[What needs to be done]: The answer must reproduce the listing exactly, with every picture left out.

:::

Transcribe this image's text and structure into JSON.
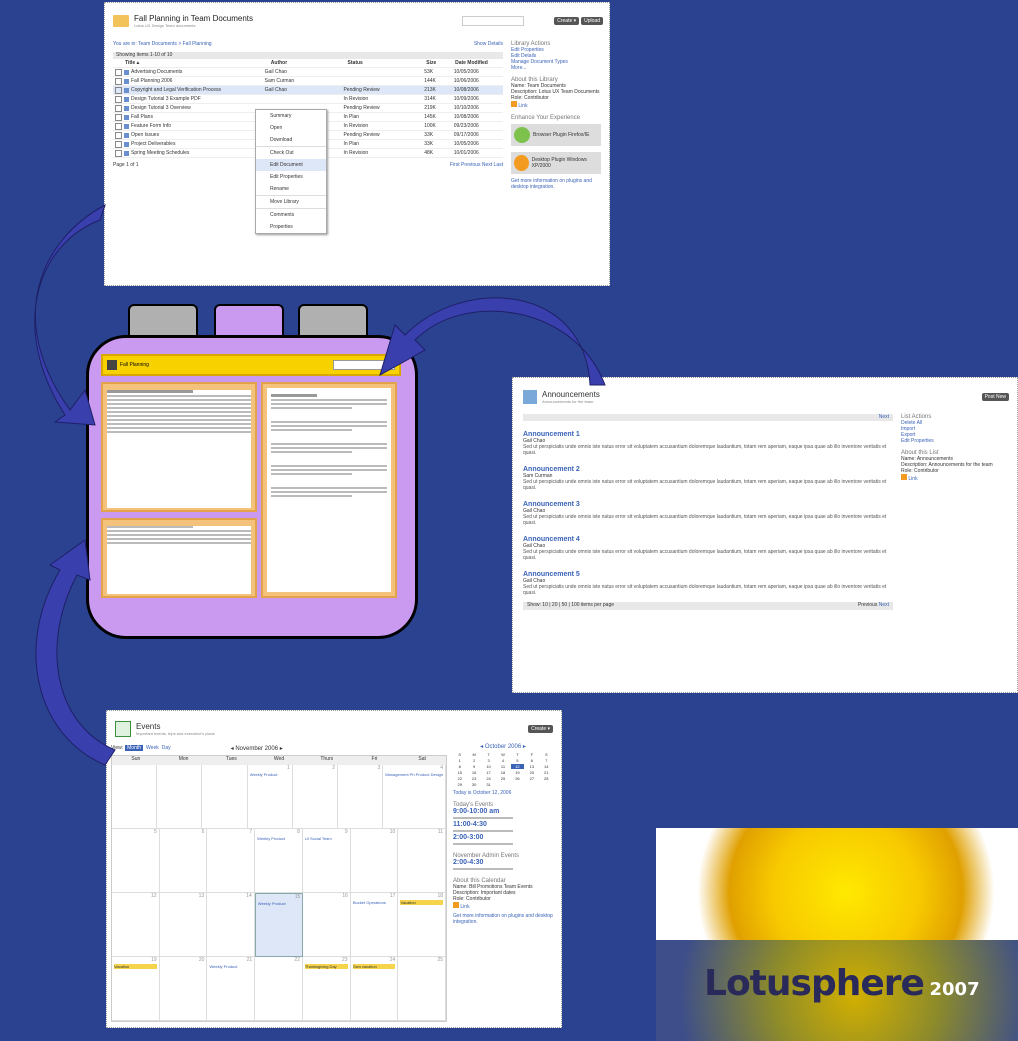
{
  "colors": {
    "background": "#2a4290",
    "device": "#c99af0",
    "panel": "#f4c27a",
    "header": "#f7d200",
    "link": "#3a63b8"
  },
  "doclib": {
    "title": "Fall Planning in Team Documents",
    "subtitle": "Lotus UX Design Team documents",
    "breadcrumb": "You are in: Team Documents > Fall Planning",
    "show_details": "Show Details",
    "create_button": "Create ▾",
    "upload_button": "Upload",
    "paging": "Showing items 1-10 of 10",
    "columns": [
      "Title ▴",
      "Author",
      "Status",
      "Size",
      "Date Modified"
    ],
    "rows": [
      {
        "title": "Advertising Documents",
        "author": "Gail Chao",
        "status": "",
        "size": "53K",
        "date": "10/05/2006"
      },
      {
        "title": "Fall Planning 2006",
        "author": "Sam Curman",
        "status": "",
        "size": "144K",
        "date": "10/06/2006"
      },
      {
        "title": "Copyright and Legal Verification Process",
        "author": "Gail Chao",
        "status": "Pending Review",
        "size": "213K",
        "date": "10/08/2006"
      },
      {
        "title": "Design Tutorial 3 Example PDF",
        "author": "",
        "status": "In Revision",
        "size": "314K",
        "date": "10/09/2006"
      },
      {
        "title": "Design Tutorial 3 Overview",
        "author": "",
        "status": "Pending Review",
        "size": "219K",
        "date": "10/10/2006"
      },
      {
        "title": "Fall Plans",
        "author": "",
        "status": "In Plan",
        "size": "145K",
        "date": "10/08/2006"
      },
      {
        "title": "Feature Form Info",
        "author": "",
        "status": "In Revision",
        "size": "100K",
        "date": "09/23/2006"
      },
      {
        "title": "Open Issues",
        "author": "",
        "status": "Pending Review",
        "size": "33K",
        "date": "09/17/2006"
      },
      {
        "title": "Project Deliverables",
        "author": "",
        "status": "In Plan",
        "size": "33K",
        "date": "10/05/2006"
      },
      {
        "title": "Spring Meeting Schedules",
        "author": "",
        "status": "In Revision",
        "size": "48K",
        "date": "10/01/2006"
      }
    ],
    "menu": [
      "Summary",
      "Open",
      "Download",
      "Check Out",
      "Edit Document",
      "Edit Properties",
      "Rename",
      "Move Library",
      "Comments",
      "Properties"
    ],
    "footer": "Page 1 of 1",
    "pager": [
      "First",
      "Previous",
      "Next",
      "Last"
    ],
    "side_title": "Library Actions",
    "side_links": [
      "Edit Properties",
      "Edit Details",
      "Manage Document Types",
      "More..."
    ],
    "about_title": "About this Library",
    "about_lines": [
      "Name: Team Documents",
      "Description: Lotus UX Team Documents",
      "Role: Contributor"
    ],
    "rss": "Link",
    "enhance_title": "Enhance Your Experience",
    "plugin1": "Browser Plugin Firefox/IE",
    "plugin2": "Desktop Plugin Windows XP/2000",
    "plugin_note": "Get more information on plugins and desktop integration."
  },
  "announcements": {
    "title": "Announcements",
    "subtitle": "Announcements for the team",
    "new_button": "Post New",
    "items": [
      {
        "title": "Announcement 1",
        "meta": "Gail Chao"
      },
      {
        "title": "Announcement 2",
        "meta": "Sam Curman"
      },
      {
        "title": "Announcement 3",
        "meta": "Gail Chao"
      },
      {
        "title": "Announcement 4",
        "meta": "Gail Chao"
      },
      {
        "title": "Announcement 5",
        "meta": "Gail Chao"
      }
    ],
    "body": "Sed ut perspiciatis unde omnis iste natus error sit voluptatem accusantium doloremque laudantium, totam rem aperiam, eaque ipsa quae ab illo inventore veritatis et quasi.",
    "pager_prev": "Previous",
    "pager_next": "Next",
    "show": "Show: 10 | 20 | 50 | 100 items per page",
    "side_title": "List Actions",
    "side_links": [
      "Delete All",
      "Import",
      "Export",
      "Edit Properties"
    ],
    "about_title": "About this List",
    "about_lines": [
      "Name: Announcements",
      "Description: Announcements for the team",
      "Role: Contributor"
    ],
    "rss": "Link"
  },
  "events": {
    "title": "Events",
    "subtitle": "Important events, trips and executive's plans",
    "create_button": "Create ▾",
    "views": [
      "View:",
      "Month",
      "Week",
      "Day"
    ],
    "month_label": "◂ November 2006 ▸",
    "days": [
      "Sun",
      "Mon",
      "Tues",
      "Wed",
      "Thurs",
      "Fri",
      "Sat"
    ],
    "weeks": [
      [
        "",
        "",
        "",
        "1",
        "2",
        "3",
        "4"
      ],
      [
        "5",
        "6",
        "7",
        "8",
        "9",
        "10",
        "11"
      ],
      [
        "12",
        "13",
        "14",
        "15",
        "16",
        "17",
        "18"
      ],
      [
        "19",
        "20",
        "21",
        "22",
        "23",
        "24",
        "25"
      ]
    ],
    "entries": [
      {
        "label": "Weekly Product",
        "cls": ""
      },
      {
        "label": "Weekly Product",
        "cls": ""
      },
      {
        "label": "UI Social Team",
        "cls": ""
      },
      {
        "label": "Weekly Product",
        "cls": ""
      },
      {
        "label": "Bucket Operations",
        "cls": ""
      },
      {
        "label": "Vacation",
        "cls": "yellow"
      },
      {
        "label": "Vacation",
        "cls": "yellow"
      },
      {
        "label": "Weekly Product",
        "cls": ""
      },
      {
        "label": "Thanksgiving Day",
        "cls": "yellow"
      },
      {
        "label": "Own vacation",
        "cls": "yellow"
      },
      {
        "label": "Management Ph Product Design",
        "cls": ""
      }
    ],
    "mini_month": "◂ October 2006 ▸",
    "mini_days": [
      "S",
      "M",
      "T",
      "W",
      "T",
      "F",
      "S"
    ],
    "mini_dates": [
      "1",
      "2",
      "3",
      "4",
      "5",
      "6",
      "7",
      "8",
      "9",
      "10",
      "11",
      "12",
      "13",
      "14",
      "15",
      "16",
      "17",
      "18",
      "19",
      "20",
      "21",
      "22",
      "23",
      "24",
      "25",
      "26",
      "27",
      "28",
      "29",
      "30",
      "31"
    ],
    "today_link": "Today is October 12, 2006",
    "todays_title": "Today's Events",
    "todays": [
      "9:00-10:00 am",
      "11:00-4:30",
      "2:00-3:00"
    ],
    "nov_title": "November Admin Events",
    "nov_event": "2:00-4:30",
    "about_title": "About this Calendar",
    "about_lines": [
      "Name: Bill Promotions Team Events",
      "Description: Important dates",
      "Role: Contributor"
    ],
    "rss": "Link",
    "note": "Get more information on plugins and desktop integration."
  },
  "device": {
    "header_label": "Fall Planning",
    "tabs": [
      "",
      "",
      ""
    ]
  },
  "logo": {
    "text": "Lotusphere",
    "year": "2007"
  }
}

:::

[Final answer]:
Transcribe this image's text and structure into JSON.
{
  "colors": {
    "background": "#2a4290",
    "device": "#c99af0",
    "panel": "#f4c27a",
    "header": "#f7d200",
    "link": "#3a63b8"
  },
  "doclib": {
    "title": "Fall Planning in Team Documents",
    "subtitle": "Lotus UX Design Team documents",
    "breadcrumb": "You are in: Team Documents > Fall Planning",
    "show_details": "Show Details",
    "create_button": "Create ▾",
    "upload_button": "Upload",
    "paging": "Showing items 1-10 of 10",
    "columns": [
      "Title ▴",
      "Author",
      "Status",
      "Size",
      "Date Modified"
    ],
    "rows": [
      {
        "title": "Advertising Documents",
        "author": "Gail Chao",
        "status": "",
        "size": "53K",
        "date": "10/05/2006"
      },
      {
        "title": "Fall Planning 2006",
        "author": "Sam Curman",
        "status": "",
        "size": "144K",
        "date": "10/06/2006"
      },
      {
        "title": "Copyright and Legal Verification Process",
        "author": "Gail Chao",
        "status": "Pending Review",
        "size": "213K",
        "date": "10/08/2006"
      },
      {
        "title": "Design Tutorial 3 Example PDF",
        "author": "",
        "status": "In Revision",
        "size": "314K",
        "date": "10/09/2006"
      },
      {
        "title": "Design Tutorial 3 Overview",
        "author": "",
        "status": "Pending Review",
        "size": "219K",
        "date": "10/10/2006"
      },
      {
        "title": "Fall Plans",
        "author": "",
        "status": "In Plan",
        "size": "145K",
        "date": "10/08/2006"
      },
      {
        "title": "Feature Form Info",
        "author": "",
        "status": "In Revision",
        "size": "100K",
        "date": "09/23/2006"
      },
      {
        "title": "Open Issues",
        "author": "",
        "status": "Pending Review",
        "size": "33K",
        "date": "09/17/2006"
      },
      {
        "title": "Project Deliverables",
        "author": "",
        "status": "In Plan",
        "size": "33K",
        "date": "10/05/2006"
      },
      {
        "title": "Spring Meeting Schedules",
        "author": "",
        "status": "In Revision",
        "size": "48K",
        "date": "10/01/2006"
      }
    ],
    "menu": [
      "Summary",
      "Open",
      "Download",
      "Check Out",
      "Edit Document",
      "Edit Properties",
      "Rename",
      "Move Library",
      "Comments",
      "Properties"
    ],
    "footer": "Page 1 of 1",
    "pager": [
      "First",
      "Previous",
      "Next",
      "Last"
    ],
    "side_title": "Library Actions",
    "side_links": [
      "Edit Properties",
      "Edit Details",
      "Manage Document Types",
      "More..."
    ],
    "about_title": "About this Library",
    "about_lines": [
      "Name: Team Documents",
      "Description: Lotus UX Team Documents",
      "Role: Contributor"
    ],
    "rss": "Link",
    "enhance_title": "Enhance Your Experience",
    "plugin1": "Browser Plugin Firefox/IE",
    "plugin2": "Desktop Plugin Windows XP/2000",
    "plugin_note": "Get more information on plugins and desktop integration."
  },
  "announcements": {
    "title": "Announcements",
    "subtitle": "Announcements for the team",
    "new_button": "Post New",
    "items": [
      {
        "title": "Announcement 1",
        "meta": "Gail Chao"
      },
      {
        "title": "Announcement 2",
        "meta": "Sam Curman"
      },
      {
        "title": "Announcement 3",
        "meta": "Gail Chao"
      },
      {
        "title": "Announcement 4",
        "meta": "Gail Chao"
      },
      {
        "title": "Announcement 5",
        "meta": "Gail Chao"
      }
    ],
    "body": "Sed ut perspiciatis unde omnis iste natus error sit voluptatem accusantium doloremque laudantium, totam rem aperiam, eaque ipsa quae ab illo inventore veritatis et quasi.",
    "pager_prev": "Previous",
    "pager_next": "Next",
    "show": "Show: 10 | 20 | 50 | 100 items per page",
    "side_title": "List Actions",
    "side_links": [
      "Delete All",
      "Import",
      "Export",
      "Edit Properties"
    ],
    "about_title": "About this List",
    "about_lines": [
      "Name: Announcements",
      "Description: Announcements for the team",
      "Role: Contributor"
    ],
    "rss": "Link"
  },
  "events": {
    "title": "Events",
    "subtitle": "Important events, trips and executive's plans",
    "create_button": "Create ▾",
    "views": [
      "View:",
      "Month",
      "Week",
      "Day"
    ],
    "month_label": "◂ November 2006 ▸",
    "days": [
      "Sun",
      "Mon",
      "Tues",
      "Wed",
      "Thurs",
      "Fri",
      "Sat"
    ],
    "weeks": [
      [
        "",
        "",
        "",
        "1",
        "2",
        "3",
        "4"
      ],
      [
        "5",
        "6",
        "7",
        "8",
        "9",
        "10",
        "11"
      ],
      [
        "12",
        "13",
        "14",
        "15",
        "16",
        "17",
        "18"
      ],
      [
        "19",
        "20",
        "21",
        "22",
        "23",
        "24",
        "25"
      ]
    ],
    "entries": [
      {
        "label": "Weekly Product",
        "cls": ""
      },
      {
        "label": "Weekly Product",
        "cls": ""
      },
      {
        "label": "UI Social Team",
        "cls": ""
      },
      {
        "label": "Weekly Product",
        "cls": ""
      },
      {
        "label": "Bucket Operations",
        "cls": ""
      },
      {
        "label": "Vacation",
        "cls": "yellow"
      },
      {
        "label": "Vacation",
        "cls": "yellow"
      },
      {
        "label": "Weekly Product",
        "cls": ""
      },
      {
        "label": "Thanksgiving Day",
        "cls": "yellow"
      },
      {
        "label": "Own vacation",
        "cls": "yellow"
      },
      {
        "label": "Management Ph Product Design",
        "cls": ""
      }
    ],
    "mini_month": "◂ October 2006 ▸",
    "mini_days": [
      "S",
      "M",
      "T",
      "W",
      "T",
      "F",
      "S"
    ],
    "mini_dates": [
      "1",
      "2",
      "3",
      "4",
      "5",
      "6",
      "7",
      "8",
      "9",
      "10",
      "11",
      "12",
      "13",
      "14",
      "15",
      "16",
      "17",
      "18",
      "19",
      "20",
      "21",
      "22",
      "23",
      "24",
      "25",
      "26",
      "27",
      "28",
      "29",
      "30",
      "31"
    ],
    "today_link": "Today is October 12, 2006",
    "todays_title": "Today's Events",
    "todays": [
      "9:00-10:00 am",
      "11:00-4:30",
      "2:00-3:00"
    ],
    "nov_title": "November Admin Events",
    "nov_event": "2:00-4:30",
    "about_title": "About this Calendar",
    "about_lines": [
      "Name: Bill Promotions Team Events",
      "Description: Important dates",
      "Role: Contributor"
    ],
    "rss": "Link",
    "note": "Get more information on plugins and desktop integration."
  },
  "device": {
    "header_label": "Fall Planning",
    "tabs": [
      "",
      "",
      ""
    ]
  },
  "logo": {
    "text": "Lotusphere",
    "year": "2007"
  }
}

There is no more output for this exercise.